As it evolved, the efficient market hypothesis, or EMH, as it is sometimes called, splintered into three categories or “forms” of theory—weak, semistrong and strong. Weak-form EMH asserts that stock prices are random, and therefore most money managers cannot exploit the market to gain an edge. Although there is an acknowledgment that fundamental analysis might provide some excess return, whether or not money managers could exploit valuation inefficiencies in the market effectively over the long term is called into question. Semistrong-form efficiency takes the argument a step further, claiming that the markets adapt so quickly to all publicly available information that even fundamental analysis doesn’t add any value. Strong-form efficiency arrogates that the market is so efficient that it already prices in all public and nonpublic information, and that even corporate insiders with private insights can’t gain any legal advantage. According to both the semistrong and strong versions of the theory, the price of a company’s share of stock immediately reflects all available information, as well as investor expectations, related to the company; in other words, the market is perfect and right all the time in its assessments of stocks’ underlying intrinsic values.
Bogle never subscribed completely to the efficient market hypothesis, but rather to something he half-jokingly dubbed the “cost matters hypothesis.”
Cost does matter. That is why we recommended in our gone-fishing portfolio a large allocation to the Vanguard Total Stock Market ETF (VTI). It is by far one of the best ways of participating in the lion’s share of U.S. equity market returns. The expense ratio for this fund is 0.07%. Most mutual funds have expense ratios of about 1.2%. VTI is 94% lower than the average expense ratio of funds with similar holdings, according to Lipper Inc.
That means that the decision to add any other investments must be justified by an expected return high enough to justify any added cost. There are reasons to add additional funds in order to get additional asset classes. Small cap funds generally have higher expense ratios.

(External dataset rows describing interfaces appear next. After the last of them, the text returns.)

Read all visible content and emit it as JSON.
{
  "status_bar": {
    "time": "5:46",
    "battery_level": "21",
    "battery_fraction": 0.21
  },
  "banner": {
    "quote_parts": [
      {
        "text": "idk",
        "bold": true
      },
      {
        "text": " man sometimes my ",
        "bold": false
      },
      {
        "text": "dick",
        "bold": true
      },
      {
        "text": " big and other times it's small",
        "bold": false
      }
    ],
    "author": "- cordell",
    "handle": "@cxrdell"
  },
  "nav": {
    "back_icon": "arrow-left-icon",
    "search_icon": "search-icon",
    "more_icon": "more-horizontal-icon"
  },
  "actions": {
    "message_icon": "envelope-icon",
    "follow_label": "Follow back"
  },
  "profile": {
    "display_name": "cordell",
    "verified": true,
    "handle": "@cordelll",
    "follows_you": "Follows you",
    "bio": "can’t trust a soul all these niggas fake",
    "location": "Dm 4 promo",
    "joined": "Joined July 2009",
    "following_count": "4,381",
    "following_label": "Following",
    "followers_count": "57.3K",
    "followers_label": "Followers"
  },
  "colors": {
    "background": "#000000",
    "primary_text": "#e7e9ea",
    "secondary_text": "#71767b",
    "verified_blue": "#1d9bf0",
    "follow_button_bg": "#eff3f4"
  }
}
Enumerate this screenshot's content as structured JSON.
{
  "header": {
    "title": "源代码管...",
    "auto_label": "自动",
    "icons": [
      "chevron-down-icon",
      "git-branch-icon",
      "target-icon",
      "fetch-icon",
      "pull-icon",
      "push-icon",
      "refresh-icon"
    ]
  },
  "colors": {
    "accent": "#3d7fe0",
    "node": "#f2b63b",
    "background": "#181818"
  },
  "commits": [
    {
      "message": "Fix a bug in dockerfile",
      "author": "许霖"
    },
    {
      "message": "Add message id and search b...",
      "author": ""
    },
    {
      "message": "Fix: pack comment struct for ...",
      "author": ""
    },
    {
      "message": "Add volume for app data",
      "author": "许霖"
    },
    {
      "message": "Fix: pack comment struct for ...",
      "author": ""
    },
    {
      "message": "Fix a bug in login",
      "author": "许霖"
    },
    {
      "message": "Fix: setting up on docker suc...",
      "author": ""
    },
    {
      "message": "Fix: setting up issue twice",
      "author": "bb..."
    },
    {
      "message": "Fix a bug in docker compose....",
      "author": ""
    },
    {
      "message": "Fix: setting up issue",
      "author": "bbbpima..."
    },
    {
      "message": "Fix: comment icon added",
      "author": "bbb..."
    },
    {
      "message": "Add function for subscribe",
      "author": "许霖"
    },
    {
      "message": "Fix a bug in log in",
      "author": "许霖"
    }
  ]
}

For example Vanguard Small-Cap ETF (VB) has an expense ratio of 0.17%. That is still remarkably low, and we believe that the addition 0.10% expense ratio is justified by the higher expected return of small cap stocks as an asset class.
Foreign stock also have a higher expense ratio. For example Vanguard MSCI EAFE ETF (VEA) has an expense ratio of 0.12%. We believe that the additional expense is worth the diversification into foreign stocks. Our emphasis on countries with high economic freedom and low debt and deficit has slightly higher expense ratios (about 0.53%).
Our methodology is to build portfolios as much as possible with the lowest cost funds, using slightly higher cost funds to over-weight those countries, sectors or styles which we think will out-perform. This technique helps us build portfolios with an average expense ratio of about 0.38%.
When creating an asset allocation, you have to balance the asset categories and mix that you think will perform the best going forward with the expenses charged by the funds that track those indexes.
Second, every time you believe that some category of stocks will out-perform, you should have an inner argument with the efficient market hypothesis. You had better have a sound reason why the information you are considering is not already priced into the market price.
Otherwise, you might as well be a blindfold, dart-throwing chimpanzee.